TASK DIRECTIONS: Would you output all the data exactly as it stands?
= Beginning of Section =
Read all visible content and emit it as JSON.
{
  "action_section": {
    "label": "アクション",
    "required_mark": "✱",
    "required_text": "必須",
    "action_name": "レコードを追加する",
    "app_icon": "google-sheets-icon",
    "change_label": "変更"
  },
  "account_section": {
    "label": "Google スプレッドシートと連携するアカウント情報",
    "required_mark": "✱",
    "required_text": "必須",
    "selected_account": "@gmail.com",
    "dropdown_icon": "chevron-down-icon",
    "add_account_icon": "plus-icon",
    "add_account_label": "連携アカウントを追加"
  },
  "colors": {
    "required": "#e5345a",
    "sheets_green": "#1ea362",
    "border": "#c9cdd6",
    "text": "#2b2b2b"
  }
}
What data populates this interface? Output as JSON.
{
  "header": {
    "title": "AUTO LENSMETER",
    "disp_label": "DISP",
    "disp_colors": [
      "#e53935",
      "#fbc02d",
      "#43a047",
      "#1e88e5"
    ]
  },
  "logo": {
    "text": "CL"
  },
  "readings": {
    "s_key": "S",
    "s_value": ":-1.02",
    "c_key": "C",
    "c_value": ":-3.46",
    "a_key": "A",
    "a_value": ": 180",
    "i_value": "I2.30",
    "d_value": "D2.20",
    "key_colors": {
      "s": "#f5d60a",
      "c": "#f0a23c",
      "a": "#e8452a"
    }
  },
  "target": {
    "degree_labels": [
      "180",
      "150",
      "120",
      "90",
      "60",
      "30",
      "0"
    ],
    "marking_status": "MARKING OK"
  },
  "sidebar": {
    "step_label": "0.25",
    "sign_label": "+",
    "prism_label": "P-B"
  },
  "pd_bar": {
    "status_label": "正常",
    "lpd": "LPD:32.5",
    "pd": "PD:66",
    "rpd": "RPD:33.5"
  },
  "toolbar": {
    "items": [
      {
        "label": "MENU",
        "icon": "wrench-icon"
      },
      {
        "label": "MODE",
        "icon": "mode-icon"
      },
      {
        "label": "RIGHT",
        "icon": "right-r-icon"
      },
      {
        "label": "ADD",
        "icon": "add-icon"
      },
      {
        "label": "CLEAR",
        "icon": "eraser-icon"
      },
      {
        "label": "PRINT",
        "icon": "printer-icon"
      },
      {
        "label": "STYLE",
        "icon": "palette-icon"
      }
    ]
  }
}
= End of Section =
WORKED SOLUTION:
Read all visible content and emit it as JSON.
{
  "action_section": {
    "label": "アクション",
    "required_mark": "✱",
    "required_text": "必須",
    "action_name": "レコードを追加する",
    "app_icon": "google-sheets-icon",
    "change_label": "変更"
  },
  "account_section": {
    "label": "Google スプレッドシートと連携するアカウント情報",
    "required_mark": "✱",
    "required_text": "必須",
    "selected_account": "@gmail.com",
    "dropdown_icon": "chevron-down-icon",
    "add_account_icon": "plus-icon",
    "add_account_label": "連携アカウントを追加"
  },
  "colors": {
    "required": "#e5345a",
    "sheets_green": "#1ea362",
    "border": "#c9cdd6",
    "text": "#2b2b2b"
  }
}
What data populates this interface? Output as JSON.
{
  "header": {
    "title": "AUTO LENSMETER",
    "disp_label": "DISP",
    "disp_colors": [
      "#e53935",
      "#fbc02d",
      "#43a047",
      "#1e88e5"
    ]
  },
  "logo": {
    "text": "CL"
  },
  "readings": {
    "s_key": "S",
    "s_value": ":-1.02",
    "c_key": "C",
    "c_value": ":-3.46",
    "a_key": "A",
    "a_value": ": 180",
    "i_value": "I2.30",
    "d_value": "D2.20",
    "key_colors": {
      "s": "#f5d60a",
      "c": "#f0a23c",
      "a": "#e8452a"
    }
  },
  "target": {
    "degree_labels": [
      "180",
      "150",
      "120",
      "90",
      "60",
      "30",
      "0"
    ],
    "marking_status": "MARKING OK"
  },
  "sidebar": {
    "step_label": "0.25",
    "sign_label": "+",
    "prism_label": "P-B"
  },
  "pd_bar": {
    "status_label": "正常",
    "lpd": "LPD:32.5",
    "pd": "PD:66",
    "rpd": "RPD:33.5"
  },
  "toolbar": {
    "items": [
      {
        "label": "MENU",
        "icon": "wrench-icon"
      },
      {
        "label": "MODE",
        "icon": "mode-icon"
      },
      {
        "label": "RIGHT",
        "icon": "right-r-icon"
      },
      {
        "label": "ADD",
        "icon": "add-icon"
      },
      {
        "label": "CLEAR",
        "icon": "eraser-icon"
      },
      {
        "label": "PRINT",
        "icon": "printer-icon"
      },
      {
        "label": "STYLE",
        "icon": "palette-icon"
      }
    ]
  }
}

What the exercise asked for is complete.